Fat Babe Talking: Social Media, Logging Off, And Why Everyone Needs A Break From Time To Time

Fat Babe Talking: Social Media, Logging Off, And Why Everyone Needs A Break From Time To Time

For three years, social media dominated my life. It was the first thing I checked in the morning, the drug that I couldn’t break up with throughout my work day, and the hobby that I spent all my free time doing. My life revolved around Instagram specifically, and for good reason at first. Initially, it was a tool I utilised to gather my daily dose of body positivity. I’d scroll endlessly through my feed praising others and being praised in return. It was a beautiful little community of love and nurturing, that I was excited to virtually enter whenever I started to feel low. I unconsciously became friends with many of the people I idolised and longed for the day when we could be friends in real life. Eventually, I was electronically introduced to my now-husband and I started making comedic videos where I could creatively channel my pain or struggles in life. And tens of thousands of followers later, I’d been on TV and quoted on news sites and participated in photo shoots all because of this silly, life-changing app. But it wasn’t all sunshine and rainbows. It became nasty and unhealthy at a certain point. 

Fights between activists became regular occurrences, and shit-talking and name-calling, both publicly and secretly, transitioned into the norm. It felt less and less like a community and more and more like segregation between types of bopo. Trolls ran rampant in the comment sections, with Instagram doing little to nothing about them because their vulgar words apparently 'did not violate [the] terms and conditions'. I found myself panicking when I received angry messages chastising me for not being better at replying, when the subject of some of these messages was often a little more than I was capable at handling at the given time. And given the volume of messages I was receiving, it was more than I had time to dedicate to. I also began seeping deeper and deeper into depression the more I started comparing myself to my body positive counterparts. 

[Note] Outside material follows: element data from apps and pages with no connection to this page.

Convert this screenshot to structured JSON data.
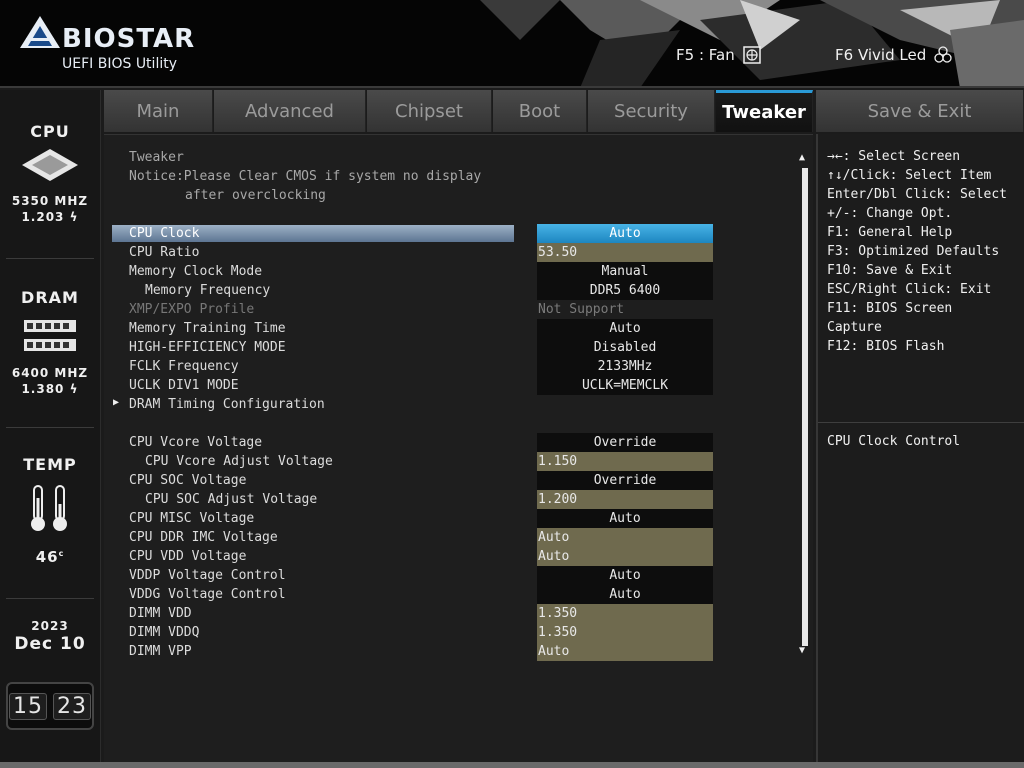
{
  "brand": {
    "name": "BIOSTAR",
    "subtitle": "UEFI BIOS Utility"
  },
  "hotkeys": [
    {
      "label": "F5 : Fan",
      "icon": "fan-icon"
    },
    {
      "label": "F6  Vivid Led",
      "icon": "led-icon"
    }
  ],
  "sidebar": {
    "cpu": {
      "title": "CPU",
      "freq": "5350 MHZ",
      "volt": "1.203"
    },
    "dram": {
      "title": "DRAM",
      "freq": "6400 MHZ",
      "volt": "1.380"
    },
    "temp": {
      "title": "TEMP",
      "value": "46",
      "unit": "c"
    },
    "date": {
      "year": "2023",
      "month": "Dec",
      "day": "10"
    },
    "time": {
      "hh": "15",
      "mm": "23"
    }
  },
  "tabs": [
    "Main",
    "Advanced",
    "Chipset",
    "Boot",
    "Security",
    "Tweaker",
    "Save & Exit"
  ],
  "active_tab": "Tweaker",
  "main": {
    "section_title": "Tweaker",
    "notice_line1": "Notice:Please Clear CMOS if system no display",
    "notice_line2": "after overclocking",
    "items": [
      {
        "label": "CPU Clock",
        "value": "Auto"
      },
      {
        "label": "CPU Ratio",
        "value": "53.50"
      },
      {
        "label": "Memory Clock Mode",
        "value": "Manual"
      },
      {
        "label": "Memory Frequency",
        "value": "DDR5 6400"
      },
      {
        "label": "XMP/EXPO Profile",
        "value": "Not Support"
      },
      {
        "label": "Memory Training Time",
        "value": "Auto"
      },
      {
        "label": "HIGH-EFFICIENCY MODE",
        "value": "Disabled"
      },
      {
        "label": "FCLK Frequency",
        "value": "2133MHz"
      },
      {
        "label": "UCLK DIV1 MODE",
        "value": "UCLK=MEMCLK"
      },
      {
        "label": "DRAM Timing Configuration",
        "value": ""
      },
      {
        "label": "CPU Vcore Voltage",
        "value": "Override"
      },
      {
        "label": "CPU Vcore Adjust Voltage",
        "value": "1.150"
      },
      {
        "label": "CPU SOC Voltage",
        "value": "Override"
      },
      {
        "label": "CPU SOC Adjust Voltage",
        "value": "1.200"
      },
      {
        "label": "CPU MISC Voltage",
        "value": "Auto"
      },
      {
        "label": "CPU DDR IMC Voltage",
        "value": "Auto"
      },
      {
        "label": "CPU VDD Voltage",
        "value": "Auto"
      },
      {
        "label": "VDDP Voltage Control",
        "value": "Auto"
      },
      {
        "label": "VDDG Voltage Control",
        "value": "Auto"
      },
      {
        "label": "DIMM VDD",
        "value": "1.350"
      },
      {
        "label": "DIMM VDDQ",
        "value": "1.350"
      },
      {
        "label": "DIMM VPP",
        "value": "Auto"
      }
    ]
  },
  "help": {
    "keys": [
      "→←: Select Screen",
      "↑↓/Click: Select Item",
      "Enter/Dbl Click: Select",
      "+/-: Change Opt.",
      "F1: General Help",
      "F3: Optimized Defaults",
      "F10: Save & Exit",
      "ESC/Right Click: Exit",
      "F11: BIOS Screen",
      "Capture",
      "F12: BIOS Flash"
    ],
    "description": "CPU Clock Control"
  },
  "colors": {
    "accent": "#2a9ad6",
    "value_bg": "#6f6a4e",
    "selected_label": "#7c93ad"
  }
}
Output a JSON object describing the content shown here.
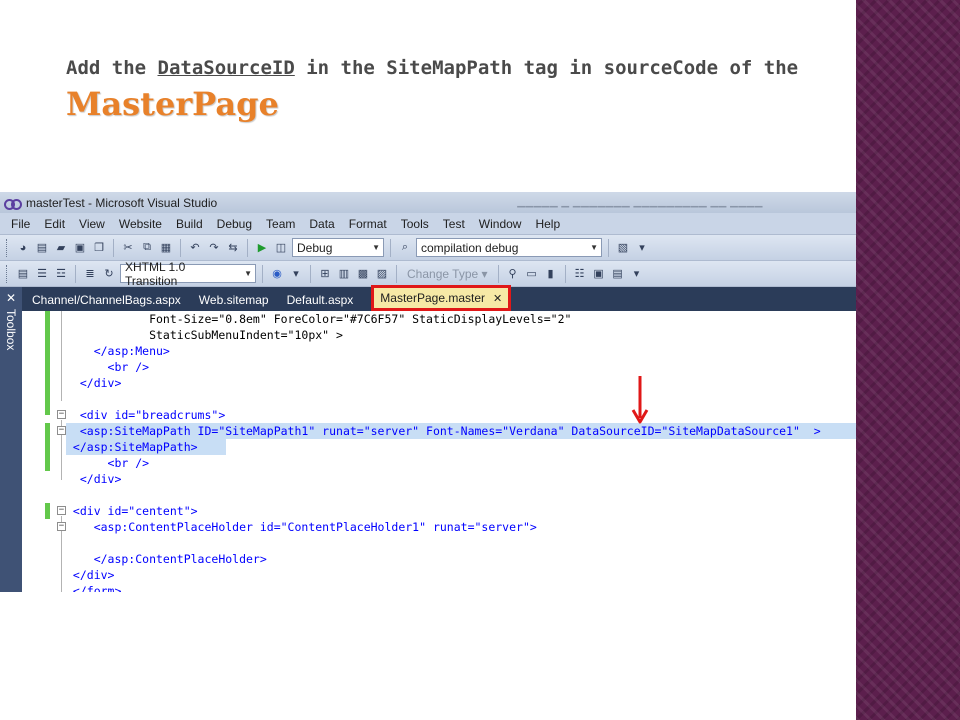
{
  "slide": {
    "title_part1": "Add the ",
    "title_underlined": "DataSourceID",
    "title_part2": " in the SiteMapPath tag in sourceCode of the",
    "title_accent": "MasterPage"
  },
  "vs": {
    "window_title": "masterTest - Microsoft Visual Studio",
    "menu": [
      "File",
      "Edit",
      "View",
      "Website",
      "Build",
      "Debug",
      "Team",
      "Data",
      "Format",
      "Tools",
      "Test",
      "Window",
      "Help"
    ],
    "toolbar1": {
      "config_combo": "Debug",
      "search_combo": "compilation debug"
    },
    "toolbar2": {
      "schema_combo": "XHTML 1.0 Transition",
      "change_type": "Change Type"
    },
    "toolbox_label": "Toolbox",
    "tabs": [
      "Channel/ChannelBags.aspx",
      "Web.sitemap",
      "Default.aspx",
      "MasterPage.master"
    ],
    "code_lines": [
      {
        "text": "            Font-Size=\"0.8em\" ForeColor=\"#7C6F57\" StaticDisplayLevels=\"2\""
      },
      {
        "text": "            StaticSubMenuIndent=\"10px\" >"
      },
      {
        "text": "    </asp:Menu>"
      },
      {
        "text": "      <br />"
      },
      {
        "text": "  </div>"
      },
      {
        "text": ""
      },
      {
        "text": "  <div id=\"breadcrums\">"
      },
      {
        "text": "  <asp:SiteMapPath ID=\"SiteMapPath1\" runat=\"server\" Font-Names=\"Verdana\" DataSourceID=\"SiteMapDataSource1\"  >"
      },
      {
        "text": " </asp:SiteMapPath>"
      },
      {
        "text": "      <br />"
      },
      {
        "text": "  </div>"
      },
      {
        "text": ""
      },
      {
        "text": " <div id=\"centent\">"
      },
      {
        "text": "    <asp:ContentPlaceHolder id=\"ContentPlaceHolder1\" runat=\"server\">"
      },
      {
        "text": ""
      },
      {
        "text": "    </asp:ContentPlaceHolder>"
      },
      {
        "text": " </div>"
      },
      {
        "text": " </form>"
      }
    ]
  }
}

So in early summer of last year, I decided to kick my Instagram habit. In some ways, this was a positive change for me. Instead of lazing around in bed for an extra 30-45 minutes, I started getting up and getting ready, and found myself rushing less. With all my free time, I began doing new activities like visiting museums and landmarks with my husband with our British Heritage passes. I started actually being mentally present in addition to being just physically present when we spent time together and had date nights. I even decided to learn a new language as well. I downloaded a few different apps that have helped me sharpen my Korean speaking skills in preparation for my future trip to Seoul. But the biggest way that things improved for me was my anxiety levels dropping immensely. I no longer feared picking up my phone because I might see a comment from someone telling me to kill myself. I wasn’t comparing my successes to those of others as I wasn’t in the loop of what everyone was doing. I was focusing on me and my success, and it felt amazing.

In some ways, being on a social media cleanse was and is still difficult. I feel like I’ve lost touch with a great deal of my internet friends, and sometimes I feel forgotten about. But every so often my husband will tell me that he’s received a message from someone asking if I’m okay and that makes me feel loved still. And when you’re your only source of body positivity, sometimes your resources become a little depleted and you inadvertently revert back to bad thoughts. Almost daily I hear my co-workers comparing themselves, and belittling their bodies and I’ve started to nitpick myself. I’ve realised more than ever that it really is so important to surround yourself with friends and loved ones who speak kindly of themselves, so you’re reminded it’s okay to speak kindly of yourself too. It’s much easier to remain positive when you’re surrounded by positivity. 

Overall, I think everyone should go on social media cleanses throughout the year. Just give yourself time to relax, zone out, and get reacquainted with the outside world. Devote some of those endless hours you spend tweeting or snapchatting to trying a new activity or hobby. Do something new that could change your life. Your account, followers, and friends will still be there when you get back. And as for me, whenever I’m asked when I’ll start instagramming again, my answer is always the same: 'I’ll be back whenever I feel inspired. Could be two months from now, or it could be tomorrow. We’ll see…'